where the symbol “” denotes an isomorphism of groups and the are the reduced cohomology groups, obtained by “dualizing” the augmented chain complex of reduced homology, which has
instead of the usual
for the purpose of making the homology groups of a topological space consisting of a single point trivial. We have the following relation between the homology groups and the reduced homology groups :
Let be the topological space obtained by adjoining a disjoint basepoint to . Then
Similarly, for cohomology, we have the following relations:
The idea of using the homotopy classes of functions from one space to another to define some kind of “generalized cohomology theory” leads to the theory of “spectra” in algebraic topology (it should be noted that the word “spectra” or “spectrum” has many different meanings in mathematics, and in this post we are referring specifically to the concept in algebraic topology).

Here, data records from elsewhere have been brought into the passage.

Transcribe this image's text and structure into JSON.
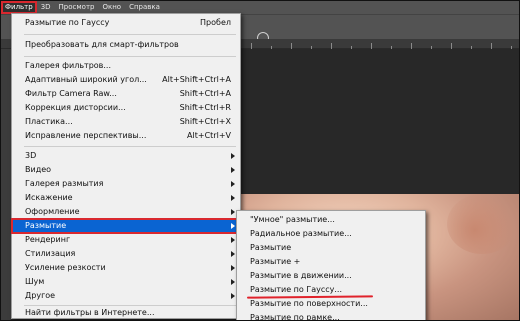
{
  "menubar": {
    "items": [
      {
        "label": "Фильтр",
        "active": true
      },
      {
        "label": "3D"
      },
      {
        "label": "Просмотр"
      },
      {
        "label": "Окно"
      },
      {
        "label": "Справка"
      }
    ]
  },
  "filter_menu": {
    "items": [
      {
        "label": "Размытие по Гауссу",
        "shortcut": "Пробел"
      },
      {
        "label": "Преобразовать для смарт-фильтров"
      },
      {
        "label": "Галерея фильтров..."
      },
      {
        "label": "Адаптивный широкий угол...",
        "shortcut": "Alt+Shift+Ctrl+A"
      },
      {
        "label": "Фильтр Camera Raw...",
        "shortcut": "Shift+Ctrl+A"
      },
      {
        "label": "Коррекция дисторсии...",
        "shortcut": "Shift+Ctrl+R"
      },
      {
        "label": "Пластика...",
        "shortcut": "Shift+Ctrl+X"
      },
      {
        "label": "Исправление перспективы...",
        "shortcut": "Alt+Ctrl+V"
      },
      {
        "label": "3D",
        "submenu": true
      },
      {
        "label": "Видео",
        "submenu": true
      },
      {
        "label": "Галерея размытия",
        "submenu": true
      },
      {
        "label": "Искажение",
        "submenu": true
      },
      {
        "label": "Оформление",
        "submenu": true
      },
      {
        "label": "Размытие",
        "submenu": true,
        "highlighted": true
      },
      {
        "label": "Рендеринг",
        "submenu": true
      },
      {
        "label": "Стилизация",
        "submenu": true
      },
      {
        "label": "Усиление резкости",
        "submenu": true
      },
      {
        "label": "Шум",
        "submenu": true
      },
      {
        "label": "Другое",
        "submenu": true
      },
      {
        "label": "Найти фильтры в Интернете..."
      }
    ]
  },
  "blur_submenu": {
    "items": [
      {
        "label": "\"Умное\" размытие..."
      },
      {
        "label": "Радиальное размытие..."
      },
      {
        "label": "Размытие"
      },
      {
        "label": "Размытие +"
      },
      {
        "label": "Размытие в движении..."
      },
      {
        "label": "Размытие по Гауссу...",
        "underlined": true
      },
      {
        "label": "Размытие по поверхности..."
      },
      {
        "label": "Размытие по рамке..."
      }
    ]
  },
  "colors": {
    "highlight": "#0a64d2",
    "annotation_red": "#d9282f",
    "menu_bg": "#f0f0f0",
    "app_bg": "#282828"
  }
}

We first introduce some definitions. The wedge sum of two topological spaces and with respective basepoints and , is the topological space, written , given by the quotient space under the identification . One can think of the space as being obtained from and by gluing their basepoints together. For example, the wedge sum of two circles can be thought of as the “figure eight”.
The smash product of two topological spaces and , again with respective basepoints and , is the topological space, written , given by the quotient space . What this means is that we take the cartesian product of and , and then we collapse a copy of the wedge sum of and containing the basepoint into the basepoint.

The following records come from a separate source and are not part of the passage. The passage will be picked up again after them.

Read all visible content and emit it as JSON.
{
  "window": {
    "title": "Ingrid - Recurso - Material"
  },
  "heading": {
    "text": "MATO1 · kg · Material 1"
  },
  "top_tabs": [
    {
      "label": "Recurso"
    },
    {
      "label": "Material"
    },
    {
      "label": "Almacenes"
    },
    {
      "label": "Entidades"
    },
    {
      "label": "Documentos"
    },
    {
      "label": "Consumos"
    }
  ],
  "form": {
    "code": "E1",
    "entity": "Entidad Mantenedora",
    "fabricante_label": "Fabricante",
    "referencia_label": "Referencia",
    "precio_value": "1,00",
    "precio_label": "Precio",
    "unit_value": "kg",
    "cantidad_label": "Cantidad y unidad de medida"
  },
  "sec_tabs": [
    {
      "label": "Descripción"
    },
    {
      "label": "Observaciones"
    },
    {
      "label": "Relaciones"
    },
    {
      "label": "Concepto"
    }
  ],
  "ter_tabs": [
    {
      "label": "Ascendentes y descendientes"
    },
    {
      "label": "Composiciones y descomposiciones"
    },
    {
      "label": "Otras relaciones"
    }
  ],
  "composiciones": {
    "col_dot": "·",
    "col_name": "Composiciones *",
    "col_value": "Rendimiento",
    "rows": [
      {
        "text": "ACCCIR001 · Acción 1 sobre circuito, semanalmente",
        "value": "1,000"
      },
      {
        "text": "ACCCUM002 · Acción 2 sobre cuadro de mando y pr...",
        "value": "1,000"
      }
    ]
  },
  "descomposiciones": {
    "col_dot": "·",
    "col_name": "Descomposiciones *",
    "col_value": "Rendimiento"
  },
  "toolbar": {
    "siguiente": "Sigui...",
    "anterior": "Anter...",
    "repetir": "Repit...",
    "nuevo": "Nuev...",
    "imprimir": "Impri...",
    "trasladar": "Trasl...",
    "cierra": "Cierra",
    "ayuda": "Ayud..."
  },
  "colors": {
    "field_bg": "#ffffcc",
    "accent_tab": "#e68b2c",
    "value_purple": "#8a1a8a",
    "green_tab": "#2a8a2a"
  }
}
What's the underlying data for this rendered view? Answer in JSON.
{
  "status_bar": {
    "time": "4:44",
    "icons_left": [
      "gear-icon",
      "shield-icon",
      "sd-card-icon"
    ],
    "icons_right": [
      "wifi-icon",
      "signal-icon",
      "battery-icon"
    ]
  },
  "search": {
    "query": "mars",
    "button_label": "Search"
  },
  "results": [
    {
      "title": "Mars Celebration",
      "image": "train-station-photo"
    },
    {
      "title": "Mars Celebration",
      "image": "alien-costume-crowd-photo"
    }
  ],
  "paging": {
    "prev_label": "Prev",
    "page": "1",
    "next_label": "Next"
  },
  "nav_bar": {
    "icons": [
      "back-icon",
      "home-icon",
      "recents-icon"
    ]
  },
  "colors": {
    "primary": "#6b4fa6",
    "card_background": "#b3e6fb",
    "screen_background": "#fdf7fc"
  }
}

The suspension of a topological space is the topological space, written , given by the quotient space under the identifications and for any , where is the unit interval . When is the circle , then is the cylinder, and is the cylinder with both ends collapsed into points. The space also looks like two cones with their bases glued together.
The reduced suspension of a topological space with basepoint is the topological space, written , given by the quotient space . This can be thought of as taking the suspension of and then collapsing a copy of the unit interval containing the basepoint into the basepoint.
We note a couple of results regarding smash products and reduced suspensions. First, the smash product of the circle and a topological space is homeomorphic to the reduced suspension of . Second, the smash product of an -dimensional sphere and an -dimensional sphere is homeomorphic to an -dimensional sphere .
The loop space of a space with a chosen basepoint is the topological space whose underlying set is the set of loops beginning and ending at and equipped with an appropriate topology called the compact-open topology.
We have the following relation between the concepts of reduced suspension and loop space:
By the definition of homotopy groups and of Eilenberg-MacLane spaces, together with the properties of the reduced suspension and of the smash product, this implies that
where the symbol in this context denotes homeomorphism of topological spaces. We can repeat the process of taking the loop space to obtain
More generally, we will have
We now define the concepts of prespectra and spectra. A prespectrum is a sequence of spaces with basepoints and basepoint-preserving maps . A spectrum is a prespectrum with adjoints which are homeomorphisms.
The Eilenberg-MacLane spaces form a spectrum, called the Eilenberg-MacLane spectrum. There are other spectra that will result in other generalized cohomology theories, which are defined to be functors (see Category Theory) from the category of pairs from pairs of topological spaces to the category of abelian groups, together with a natural transformation corresponding to a generalization of the boundary map, required to satisfy a set of conditions called the Eilenberg-Steenrod axioms. It follows from a certain theorem, called the Brown representability theorem, that every generalized cohomology theory comes from some spectrum, similar to how ordinary cohomology comes from the Eilenberg-MacLane spectrum.